--- DATASET EXCERPTS ---

--- START ---

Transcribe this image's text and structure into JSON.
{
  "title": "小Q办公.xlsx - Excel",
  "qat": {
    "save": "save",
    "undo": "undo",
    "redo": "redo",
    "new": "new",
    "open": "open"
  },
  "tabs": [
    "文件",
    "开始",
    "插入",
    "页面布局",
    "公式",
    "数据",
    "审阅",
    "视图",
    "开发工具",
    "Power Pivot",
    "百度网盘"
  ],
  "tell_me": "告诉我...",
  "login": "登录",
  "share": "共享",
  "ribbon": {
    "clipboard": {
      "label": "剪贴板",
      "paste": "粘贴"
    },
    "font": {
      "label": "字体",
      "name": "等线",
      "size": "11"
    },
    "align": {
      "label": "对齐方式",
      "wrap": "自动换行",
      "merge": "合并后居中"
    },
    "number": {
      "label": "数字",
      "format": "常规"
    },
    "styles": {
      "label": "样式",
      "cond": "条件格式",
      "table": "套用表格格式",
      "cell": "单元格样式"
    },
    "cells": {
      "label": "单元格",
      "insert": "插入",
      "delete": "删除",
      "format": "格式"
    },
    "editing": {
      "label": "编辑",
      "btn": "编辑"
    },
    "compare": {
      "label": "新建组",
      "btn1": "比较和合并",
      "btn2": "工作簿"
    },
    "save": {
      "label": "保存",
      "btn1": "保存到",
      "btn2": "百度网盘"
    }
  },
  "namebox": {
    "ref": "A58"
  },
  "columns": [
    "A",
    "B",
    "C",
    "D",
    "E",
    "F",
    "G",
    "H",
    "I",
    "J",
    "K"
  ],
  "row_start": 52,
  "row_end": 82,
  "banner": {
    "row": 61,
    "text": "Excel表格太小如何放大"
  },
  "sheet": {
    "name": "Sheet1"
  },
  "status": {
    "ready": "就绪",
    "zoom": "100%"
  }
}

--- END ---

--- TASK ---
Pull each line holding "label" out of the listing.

--- WRITTEN REPLY ---
      "label": "剪贴板",
      "label": "字体",
      "label": "对齐方式",
      "label": "数字",
      "label": "样式",
      "label": "单元格",
      "label": "编辑",
      "label": "新建组",
      "label": "保存",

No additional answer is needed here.